## WHAT NEEDS TO BE DONE
Needed from the entries below: every line that holds the word "this".

(Items from an interface collection)
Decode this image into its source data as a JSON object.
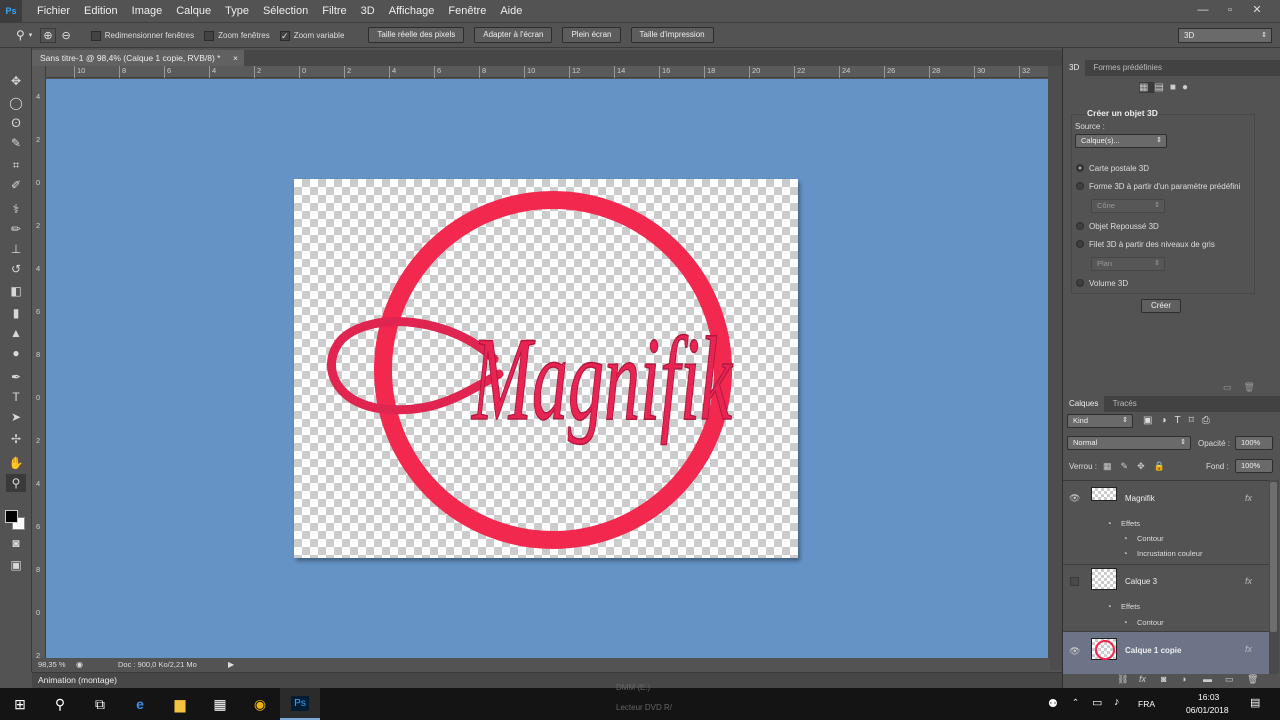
{
  "app": {
    "logo": "Ps"
  },
  "menu": [
    "Fichier",
    "Edition",
    "Image",
    "Calque",
    "Type",
    "Sélection",
    "Filtre",
    "3D",
    "Affichage",
    "Fenêtre",
    "Aide"
  ],
  "window_controls": [
    "—",
    "▫",
    "✕"
  ],
  "options": {
    "redim": "Redimensionner fenêtres",
    "zoom_all": "Zoom fenêtres",
    "zoom_var": "Zoom variable",
    "btn_actual": "Taille réelle des pixels",
    "btn_fit": "Adapter à l'écran",
    "btn_full": "Plein écran",
    "btn_print": "Taille d'impression",
    "workspace": "3D"
  },
  "document": {
    "tab_title": "Sans titre-1 @ 98,4% (Calque 1 copie, RVB/8) *",
    "close": "×",
    "logo_text": "Magnifik",
    "accent": "#f2284f",
    "canvas_bg": "#6593c5"
  },
  "rulers": {
    "top": [
      "10",
      "8",
      "6",
      "4",
      "2",
      "0",
      "2",
      "4",
      "6",
      "8",
      "10",
      "12",
      "14",
      "16",
      "18",
      "20",
      "22",
      "24",
      "26",
      "28",
      "30",
      "32"
    ],
    "left": [
      "4",
      "2",
      "0",
      "2",
      "4",
      "6",
      "8",
      "0",
      "2",
      "4",
      "6",
      "8",
      "0",
      "2"
    ]
  },
  "status": {
    "zoom": "98,35 %",
    "doc": "Doc : 900,0 Ko/2,21 Mo"
  },
  "animation_label": "Animation (montage)",
  "panel3d": {
    "tabs": [
      "3D",
      "Formes prédéfinies"
    ],
    "title": "Créer un objet 3D",
    "source_label": "Source :",
    "source_value": "Calque(s)...",
    "options": [
      "Carte postale 3D",
      "Forme 3D à partir d'un paramètre prédéfini",
      "Objet Repoussé 3D",
      "Filet 3D à partir des niveaux de gris",
      "Volume 3D"
    ],
    "shape_value": "Cône",
    "plane_value": "Plan",
    "create_button": "Créer"
  },
  "layers": {
    "tabs": [
      "Calques",
      "Tracés"
    ],
    "kind": "Kind",
    "blend_mode": "Normal",
    "opacity_label": "Opacité :",
    "opacity_value": "100%",
    "lock_label": "Verrou :",
    "fill_label": "Fond :",
    "fill_value": "100%",
    "items": [
      {
        "name": "Magnifik",
        "effects_label": "Effets",
        "effects": [
          "Contour",
          "Incrustation couleur"
        ]
      },
      {
        "name": "Calque 3",
        "effects_label": "Effets",
        "effects": [
          "Contour"
        ]
      },
      {
        "name": "Calque 1 copie",
        "effects_label": "",
        "effects": []
      }
    ],
    "fx_symbol": "fx"
  },
  "taskbar": {
    "lang": "FRA",
    "time": "16:03",
    "date": "06/01/2018",
    "bg_text_1": "Lecteur DVD R/",
    "bg_text_2": "DMM (E:)"
  }
}
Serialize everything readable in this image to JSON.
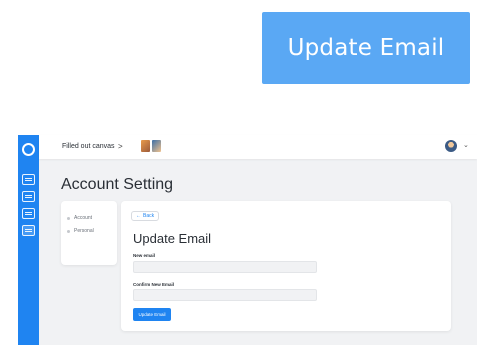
{
  "callout": {
    "text": "Update Email"
  },
  "topbar": {
    "breadcrumb": "Filled out canvas",
    "separator": ">"
  },
  "page": {
    "title": "Account Setting"
  },
  "settings_nav": {
    "items": [
      {
        "label": "Account"
      },
      {
        "label": "Personal"
      }
    ]
  },
  "form": {
    "back_label": "Back",
    "heading": "Update Email",
    "new_email_label": "New email",
    "new_email_value": "",
    "confirm_label": "Confirm New Email",
    "confirm_value": "",
    "submit_label": "Update Email"
  },
  "colors": {
    "accent": "#1f84f1",
    "callout": "#5aa8f4"
  },
  "icons": {
    "rail": [
      "app-logo-icon",
      "canvas-icon",
      "board-icon",
      "clipboard-icon",
      "message-icon"
    ]
  }
}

## WRITTEN SOLUTION
Decode this image into its source data as a JSON object.
Serialize everything readable in this image to JSON.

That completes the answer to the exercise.